Swift is obsessed with everything being in a valid state. That is to say a for example String has to contain a valid string. It can’t be a number, or anything else (see Swift Type Casting) or even nil.
That is unless we mark the value as an optional. I’ll start by stating there is much more to be said about optionals than will be covered here, this is just the core concept.
Generally is you see an exclamation point (!) or question mark (?), it’s a safe assumption that you’re dealing with an optional value. Only in the case of a variable/constant being marked as an optional can it contain a nil value.
Optionals also have to have their type declared. Lets take a look at one:
var name: String?
This creates a new name variable which can contain a String (and only a String) but but can be nil, and in fact is currently nil. We can then set this value at a later point in time just like any other value:
name = "Kyle"
If we were to print this to our console at this point we would see “Optional(Kyle)”. That’s because we haven’t unwrapped the optional value.
Another way we could do a similar thing is:
var name: String!
The difference between ? and !
? – Indicates that this value may or may not contain a value, it could be nil.

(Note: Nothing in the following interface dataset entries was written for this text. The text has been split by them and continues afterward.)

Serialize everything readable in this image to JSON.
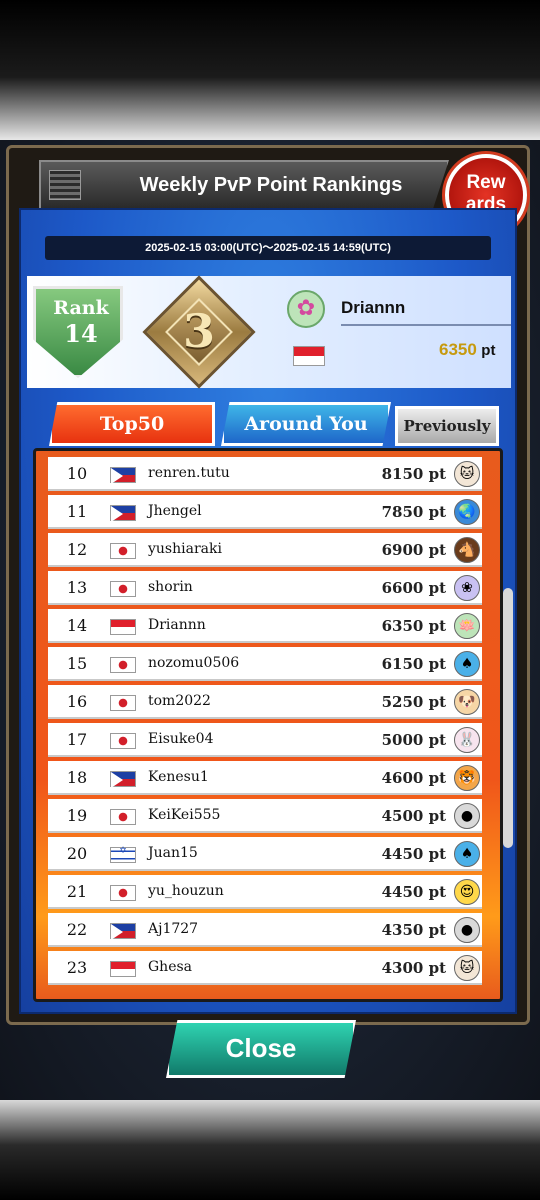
{
  "header": {
    "title": "Weekly PvP Point Rankings",
    "rewards_label": "Rew ards",
    "date_range": "2025-02-15 03:00(UTC)〜2025-02-15 14:59(UTC)"
  },
  "player": {
    "rank_label": "Rank",
    "rank": "14",
    "badge_number": "3",
    "name": "Driannn",
    "country": "Indonesia",
    "points": "6350",
    "points_unit": "pt",
    "avatar_icon": "lotus-icon"
  },
  "tabs": [
    {
      "label": "Top50",
      "active": true
    },
    {
      "label": "Around You",
      "active": false
    },
    {
      "label": "Previously",
      "active": false
    }
  ],
  "rankings": [
    {
      "rank": "10",
      "flag": "ph",
      "name": "renren.tutu",
      "points": "8150 pt",
      "avatar": "cat-icon"
    },
    {
      "rank": "11",
      "flag": "ph",
      "name": "Jhengel",
      "points": "7850 pt",
      "avatar": "globe-icon"
    },
    {
      "rank": "12",
      "flag": "jp",
      "name": "yushiaraki",
      "points": "6900 pt",
      "avatar": "horse-icon"
    },
    {
      "rank": "13",
      "flag": "jp",
      "name": "shorin",
      "points": "6600 pt",
      "avatar": "hydrangea-icon"
    },
    {
      "rank": "14",
      "flag": "id",
      "name": "Driannn",
      "points": "6350 pt",
      "avatar": "lotus-icon"
    },
    {
      "rank": "15",
      "flag": "jp",
      "name": "nozomu0506",
      "points": "6150 pt",
      "avatar": "spade-icon"
    },
    {
      "rank": "16",
      "flag": "jp",
      "name": "tom2022",
      "points": "5250 pt",
      "avatar": "dog-icon"
    },
    {
      "rank": "17",
      "flag": "jp",
      "name": "Eisuke04",
      "points": "5000 pt",
      "avatar": "rabbit-icon"
    },
    {
      "rank": "18",
      "flag": "ph",
      "name": "Kenesu1",
      "points": "4600 pt",
      "avatar": "tiger-icon"
    },
    {
      "rank": "19",
      "flag": "jp",
      "name": "KeiKei555",
      "points": "4500 pt",
      "avatar": "default-avatar-icon"
    },
    {
      "rank": "20",
      "flag": "il",
      "name": "Juan15",
      "points": "4450 pt",
      "avatar": "spade-icon"
    },
    {
      "rank": "21",
      "flag": "jp",
      "name": "yu_houzun",
      "points": "4450 pt",
      "avatar": "emoji-icon"
    },
    {
      "rank": "22",
      "flag": "ph",
      "name": "Aj1727",
      "points": "4350 pt",
      "avatar": "default-avatar-icon"
    },
    {
      "rank": "23",
      "flag": "id",
      "name": "Ghesa",
      "points": "4300 pt",
      "avatar": "cat-icon"
    }
  ],
  "avatar_glyphs": {
    "cat-icon": "🐱",
    "globe-icon": "🌏",
    "horse-icon": "🐴",
    "hydrangea-icon": "❀",
    "lotus-icon": "🪷",
    "spade-icon": "♠",
    "dog-icon": "🐶",
    "rabbit-icon": "🐰",
    "tiger-icon": "🐯",
    "default-avatar-icon": "●",
    "emoji-icon": "😍"
  },
  "avatar_colors": {
    "cat-icon": "#f3e6d6",
    "globe-icon": "#3a8ad8",
    "horse-icon": "#6a3c1c",
    "hydrangea-icon": "#c9c1f2",
    "lotus-icon": "#bde4b9",
    "spade-icon": "#4ab0e8",
    "dog-icon": "#f6d6a6",
    "rabbit-icon": "#f7e4ee",
    "tiger-icon": "#f3a64a",
    "default-avatar-icon": "#d9d9d9",
    "emoji-icon": "#ffd84a"
  },
  "close_label": "Close"
}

! – Indicates that by the time we come to use it, it will contain a valid value.